An upcoming “period fair” aims to bust menstrual stigma and show people that periods are healthy and normal.
The Menstrual Research Institute is hosting Periods, Politics and Beyond! on Tuesday, March 10 at Douglas College. Organizers suspect the period fair may be the first event of its kind in British Columbia, and possibly Canada.
“Hear from menstrual-equity advocates and learn about the progress made in B.C. over the past few years to get free and accessible menstrual products into schools and public bathrooms to support women and girls as they go about their life outside the home,” said organizers in an email to the Record. “It’s a chance to meet people, share ideas and experiences. Learn how to get more involved. Most importantly, we come together to bust menstrual stigma because periods are healthy and normal.”
The event is open to everyone – all genders and ages, and it’s free.
Organizers are asking attendees to bring tampons, pads and/or other menstrual supplies for donations to the Period Promise campaign, as they will be distributed to local women’s shelters.
Taking place in the main concourse at Douglas College’s New Westminster campus (700 Royal Ave.), Periods, Politics and Beyond! features eight speakers, as well as vendors showcasing their works and products. The fair includes networking from 5 to 5:30 p.m., Panel 1 with a Q&A from 5:30 to 6:50 p.m., a networking break from 6:50 to 7:10 p.m. and Panel 2 with Q&A from 7:10 to 8:30 p.m.
In February 2019, the New Westminster board of education unanimously supported a motion to install coin-free menstrual product dispensers in all local schools by September 2019 – making it the first school board in B.C. to do so.
In November 2019, city council directed staff to implement a pilot program providing free menstrual products in civic facilities, including recreational spaces and libraries. It will also provide a pilot program to help homeless, low-income and vulnerable girls, women, trans individuals and non-binary people.
The city approved the pilot program is in response to the United Way’s Period Promise campaign, which aims to increase access to menstruation products to vulnerable populations and address period poverty. Products will initially be offered at Centennial Community Centre, the library, Quayside Park, Queensborough Community Centre and the youth centre, as well as at the Elizabeth Fry Society, the New Westminster Food Bank and the Union Gospel Mission.

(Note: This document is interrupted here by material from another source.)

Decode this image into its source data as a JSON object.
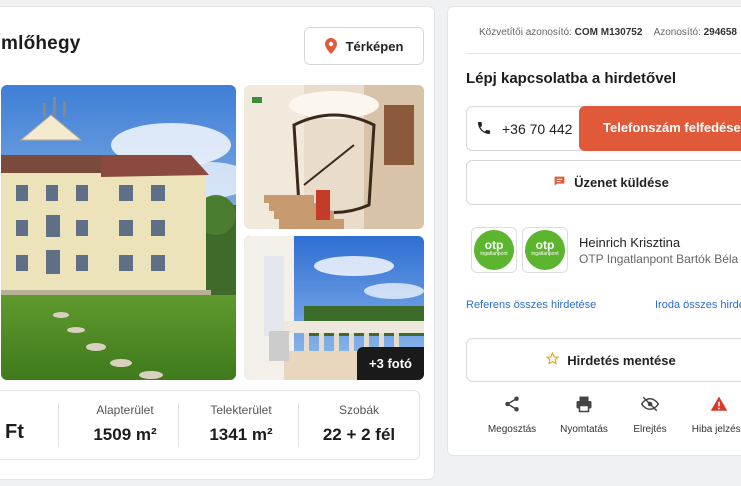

According to a staff report presented to council in November, almost one-quarter of Canadian women say they are struggling to afford menstrual products for themselves and/or their children. More than 66% say their periods have prevented them from participating fully in day-to-day activities of life.